Jennifer Weaver: No. I support sticking to our service boundary, our Strategic Growth Plan and our Strategic Land Use plan.

Kathleen Ferguson: No. More than 10 years ago, Hillsborough wisely chose to tie growth to water capacity and to focus on in-fill development rather than sprawl. This decision provides for more efficient delivery of services (and) helps preserve our small town character, which residents and tourists value highly.

Do you support economic incentives to attract businesses?

Jennifer Weaver: Yes. I think these incentives are not a great practice but can go along with them (to a limited degree and only with clawbacks), because I understand if other jurisdictions are using them, we will have to also.

Kathleen Ferguson: Yes, provided that there are appropriate claw-back provisions that are tied to local job creation, local capital investment and long-term commitment to remaining in Hillsborough. Market forces impact site selection and with more shovel- and move-in sites available than businesses looking to relocate or grow, site selection decision-makers require an incentive policy to be in place before they will place a location on their short list. Hillsborough will need to be on these short lists in order to compete for the hotel, grocery, light industry and other commercial enterprises we wish to attract.

Do you support using taxpayer money to buy and preserve the Colonial Inn?

Jennifer Weaver: No. I sincerely hope the inn is sold on the private market before the deadline.

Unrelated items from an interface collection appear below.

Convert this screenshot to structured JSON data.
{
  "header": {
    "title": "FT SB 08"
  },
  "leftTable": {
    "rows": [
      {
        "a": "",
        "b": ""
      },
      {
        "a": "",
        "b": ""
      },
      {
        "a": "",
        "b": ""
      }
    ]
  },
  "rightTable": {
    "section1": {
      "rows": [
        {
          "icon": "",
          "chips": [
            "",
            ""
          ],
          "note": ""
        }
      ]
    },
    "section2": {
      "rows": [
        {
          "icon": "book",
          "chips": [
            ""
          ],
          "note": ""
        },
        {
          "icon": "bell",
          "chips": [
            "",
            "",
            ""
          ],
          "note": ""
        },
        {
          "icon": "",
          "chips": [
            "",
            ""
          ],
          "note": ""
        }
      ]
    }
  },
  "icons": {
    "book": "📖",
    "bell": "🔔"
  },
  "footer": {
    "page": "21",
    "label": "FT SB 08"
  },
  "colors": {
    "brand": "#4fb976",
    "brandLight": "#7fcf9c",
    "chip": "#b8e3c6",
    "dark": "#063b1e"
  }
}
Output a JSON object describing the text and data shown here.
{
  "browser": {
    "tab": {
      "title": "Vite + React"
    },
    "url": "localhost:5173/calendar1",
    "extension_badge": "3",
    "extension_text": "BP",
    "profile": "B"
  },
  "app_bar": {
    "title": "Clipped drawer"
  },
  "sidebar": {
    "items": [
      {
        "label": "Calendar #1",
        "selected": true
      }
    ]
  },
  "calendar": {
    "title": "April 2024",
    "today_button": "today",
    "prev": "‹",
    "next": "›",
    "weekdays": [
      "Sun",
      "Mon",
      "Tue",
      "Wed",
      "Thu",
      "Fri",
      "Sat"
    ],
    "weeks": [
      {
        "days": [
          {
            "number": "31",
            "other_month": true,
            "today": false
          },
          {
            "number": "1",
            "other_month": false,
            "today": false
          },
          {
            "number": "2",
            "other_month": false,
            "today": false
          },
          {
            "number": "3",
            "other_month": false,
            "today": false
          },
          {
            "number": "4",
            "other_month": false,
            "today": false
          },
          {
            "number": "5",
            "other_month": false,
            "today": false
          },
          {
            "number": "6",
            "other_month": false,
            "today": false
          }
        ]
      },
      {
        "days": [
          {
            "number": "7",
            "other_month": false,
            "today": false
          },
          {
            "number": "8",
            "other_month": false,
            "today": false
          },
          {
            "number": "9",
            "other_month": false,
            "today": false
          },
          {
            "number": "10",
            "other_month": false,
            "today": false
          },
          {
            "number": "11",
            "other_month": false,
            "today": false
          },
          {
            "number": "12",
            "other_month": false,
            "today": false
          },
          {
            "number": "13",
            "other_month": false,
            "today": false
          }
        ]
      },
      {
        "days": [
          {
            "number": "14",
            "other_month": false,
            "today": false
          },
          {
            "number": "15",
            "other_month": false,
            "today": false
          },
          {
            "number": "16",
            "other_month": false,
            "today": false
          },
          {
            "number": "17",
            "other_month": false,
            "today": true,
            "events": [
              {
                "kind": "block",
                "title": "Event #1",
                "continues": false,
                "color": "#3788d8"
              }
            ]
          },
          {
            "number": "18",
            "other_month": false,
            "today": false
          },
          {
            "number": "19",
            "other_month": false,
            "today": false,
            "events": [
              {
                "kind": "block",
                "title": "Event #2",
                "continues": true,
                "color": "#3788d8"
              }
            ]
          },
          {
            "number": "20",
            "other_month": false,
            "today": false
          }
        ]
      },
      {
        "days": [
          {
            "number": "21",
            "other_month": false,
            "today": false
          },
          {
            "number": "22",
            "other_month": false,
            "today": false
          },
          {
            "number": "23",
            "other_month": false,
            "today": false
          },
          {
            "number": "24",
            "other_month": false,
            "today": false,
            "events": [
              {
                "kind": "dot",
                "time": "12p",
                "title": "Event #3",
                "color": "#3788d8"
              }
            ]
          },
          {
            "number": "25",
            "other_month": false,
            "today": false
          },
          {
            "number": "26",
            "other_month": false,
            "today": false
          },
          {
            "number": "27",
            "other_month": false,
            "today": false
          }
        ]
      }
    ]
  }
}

Kathleen Ferguson: No. I believe that the town has and should continue to support preservation of the former Colonial Inn, but the best possible solution is for it to be purchased by a buyer willing and able to invest the needed funds to restore the building properly so that it once again contributes to the character of the town. While I continue to believe that taxpayers should not bear the burden of rescue and restoration, in order to preserve the property, it may be necessary for the town to invest in purchasing it should the current owner fail to find a buyer within the agreed time frame. In such a case, I will continue advocating that the town quickly turn the property over to a public-private partnership and recoup our purchase price so that the funds can be redirected towards other public use.

Early Voting information

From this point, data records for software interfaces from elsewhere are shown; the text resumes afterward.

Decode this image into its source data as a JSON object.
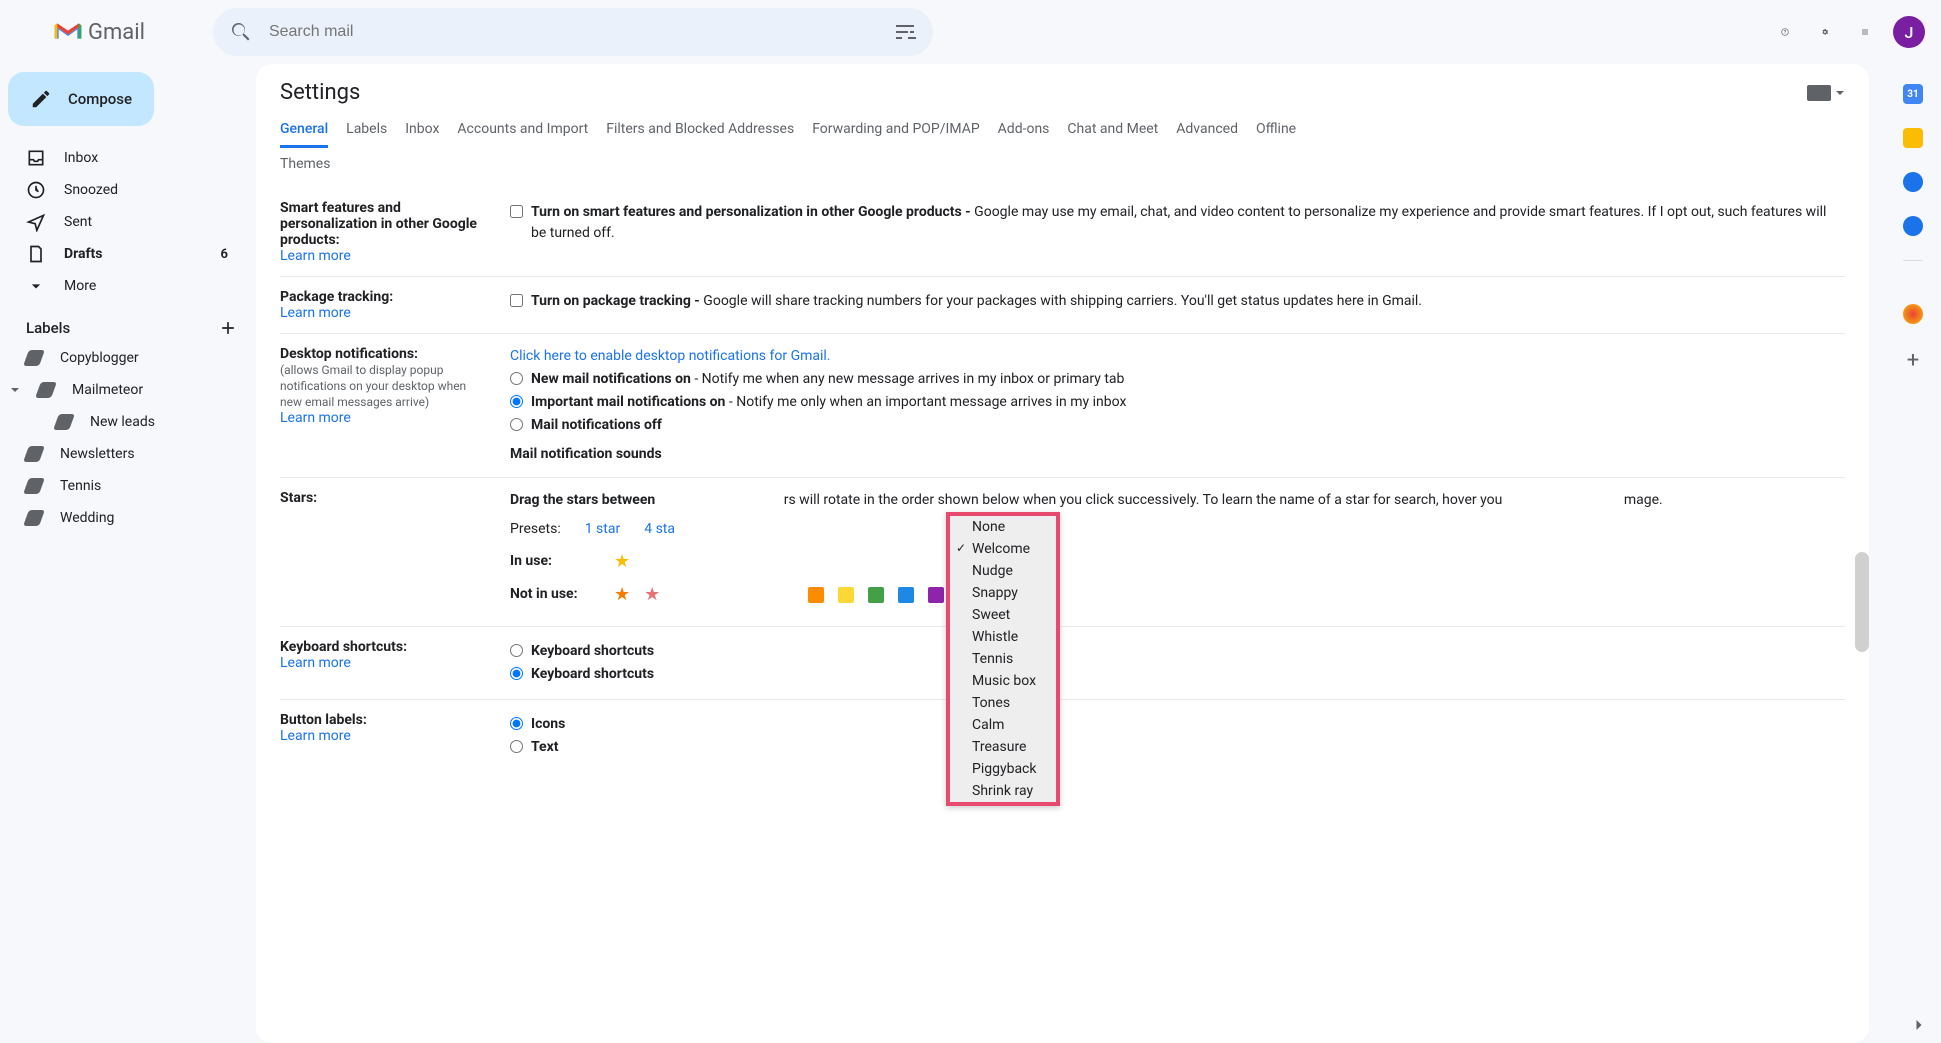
{
  "header": {
    "app_name": "Gmail",
    "search_placeholder": "Search mail",
    "avatar_initial": "J"
  },
  "sidebar": {
    "compose": "Compose",
    "nav": [
      {
        "label": "Inbox"
      },
      {
        "label": "Snoozed"
      },
      {
        "label": "Sent"
      },
      {
        "label": "Drafts",
        "count": "6",
        "bold": true
      },
      {
        "label": "More"
      }
    ],
    "labels_title": "Labels",
    "labels": [
      {
        "label": "Copyblogger"
      },
      {
        "label": "Mailmeteor",
        "caret": true
      },
      {
        "label": "New leads",
        "indent": true
      },
      {
        "label": "Newsletters"
      },
      {
        "label": "Tennis"
      },
      {
        "label": "Wedding"
      }
    ]
  },
  "settings": {
    "title": "Settings",
    "tabs": [
      "General",
      "Labels",
      "Inbox",
      "Accounts and Import",
      "Filters and Blocked Addresses",
      "Forwarding and POP/IMAP",
      "Add-ons",
      "Chat and Meet",
      "Advanced",
      "Offline"
    ],
    "tabs_row2": [
      "Themes"
    ],
    "active_tab": "General",
    "rows": {
      "smart": {
        "title": "Smart features and personalization in other Google products:",
        "learn": "Learn more",
        "bold": "Turn on smart features and personalization in other Google products - ",
        "text": "Google may use my email, chat, and video content to personalize my experience and provide smart features. If I opt out, such features will be turned off."
      },
      "package": {
        "title": "Package tracking:",
        "learn": "Learn more",
        "bold": "Turn on package tracking - ",
        "text": "Google will share tracking numbers for your packages with shipping carriers. You'll get status updates here in Gmail."
      },
      "desktop": {
        "title": "Desktop notifications:",
        "sub": "(allows Gmail to display popup notifications on your desktop when new email messages arrive)",
        "learn": "Learn more",
        "enable_link": "Click here to enable desktop notifications for Gmail.",
        "r1_bold": "New mail notifications on",
        "r1_text": " - Notify me when any new message arrives in my inbox or primary tab",
        "r2_bold": "Important mail notifications on",
        "r2_text": " - Notify me only when an important message arrives in my inbox",
        "r3_bold": "Mail notifications off",
        "sounds_label": "Mail notification sounds"
      },
      "stars": {
        "title": "Stars:",
        "text1_bold": "Drag the stars between",
        "text1_rest": "rs will rotate in the order shown below when you click successively. To learn the name of a star for search, hover you",
        "text1_rest2": "mage.",
        "presets": "Presets:",
        "p1": "1 star",
        "p4": "4 sta",
        "inuse": "In use:",
        "notinuse": "Not in use:"
      },
      "kbd": {
        "title": "Keyboard shortcuts:",
        "learn": "Learn more",
        "r1": "Keyboard shortcuts ",
        "r2": "Keyboard shortcuts "
      },
      "buttons": {
        "title": "Button labels:",
        "learn": "Learn more",
        "r1": "Icons",
        "r2": "Text"
      }
    },
    "sound_options": [
      "None",
      "Welcome",
      "Nudge",
      "Snappy",
      "Sweet",
      "Whistle",
      "Tennis",
      "Music box",
      "Tones",
      "Calm",
      "Treasure",
      "Piggyback",
      "Shrink ray"
    ],
    "sound_selected": "Welcome"
  }
}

One-Stop Early voting in the Carrboro, Chapel Hill and Hillsborough municipal races and in the Chapel Hill-Carrboro School Board election begins Thursday, Oct. 19. The general election will be held Tuesday, Nov. 7.

Eligible citizens can register and vote during the early voting period with an approved identification, such as a bank statement, drivers license or utility bill, showing their name and current address.

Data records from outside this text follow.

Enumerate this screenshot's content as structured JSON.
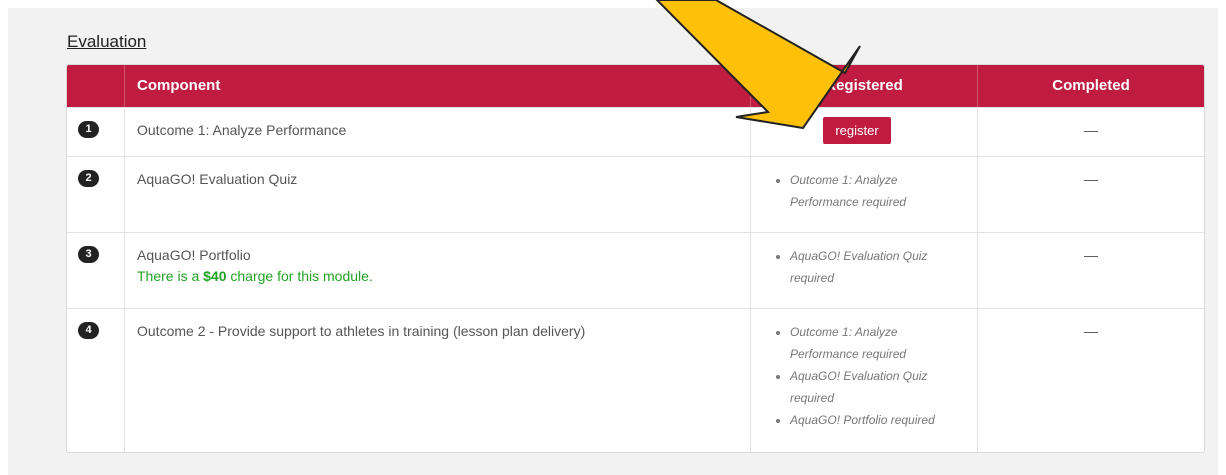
{
  "section": {
    "title": "Evaluation"
  },
  "table": {
    "headers": {
      "num": "",
      "component": "Component",
      "registered": "Registered",
      "completed": "Completed"
    },
    "rows": [
      {
        "num": "1",
        "component": "Outcome 1: Analyze Performance",
        "register_label": "register",
        "completed": "—"
      },
      {
        "num": "2",
        "component": "AquaGO! Evaluation Quiz",
        "requirements": [
          "Outcome 1: Analyze Performance required"
        ],
        "completed": "—"
      },
      {
        "num": "3",
        "component": "AquaGO! Portfolio",
        "charge": {
          "prefix": "There is a ",
          "amount": "$40",
          "suffix": " charge for this module."
        },
        "requirements": [
          "AquaGO! Evaluation Quiz required"
        ],
        "completed": "—"
      },
      {
        "num": "4",
        "component": "Outcome 2 - Provide support to athletes in training (lesson plan delivery)",
        "requirements": [
          "Outcome 1: Analyze Performance required",
          "AquaGO! Evaluation Quiz required",
          "AquaGO! Portfolio required"
        ],
        "completed": "—"
      }
    ]
  },
  "colors": {
    "accent": "#c01c41",
    "charge_text": "#22a322",
    "arrow_fill": "#ffc107"
  },
  "annotation": {
    "icon": "arrow-pointer-icon"
  }
}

All early voting sites will close at 5 p.m. on Tuesday, Oct. 31. Otherwise, the following polls will be open:

▪ Board of Elections, 208 S. Cameron St., Hillsborough

Thursday-Friday, Oct. 19-20, 9 a.m. to 6 p.m.,

Monday-Friday, Oct. 23-27 and Oct. 30-Nov. 3, 9 a.m. to 6 p.m.

Saturdays, Oct. 28 and Nov. 4, 9 a.m. to 1 p.m.

▪ Carrboro Town Hall, 301 W. Main St., Carrboro

Monday-Friday, Oct. 23-27 and Oct. 30-Nov. 3, 9 a.m. to 6 p.m.

Saturdays, Oct. 28 and Nov. 4, 9 a.m. to 1 p.m.

▪ Chapel of the Cross, 304 E. Franklin St., Chapel Hill

Monday-Friday, Oct. 23-27 and Oct. 30-Nov. 3, noon to 7 p.m.

Not open Saturday, Oct. 28, because of UNC football game

Saturday, Nov. 4, 9 a.m. to 1 p.m.

▪ Seymour Senior Center, 2551 Homestead Road, Chapel Hill

Monday-Friday, Oct. 23-27 and Oct. 30-Nov. 3, noon to 7 p.m.

Saturday, Oct. 28, 9 a.m. to 1 p.m.

Saturday, Nov. 4, 9 a.m. to 1 p.m.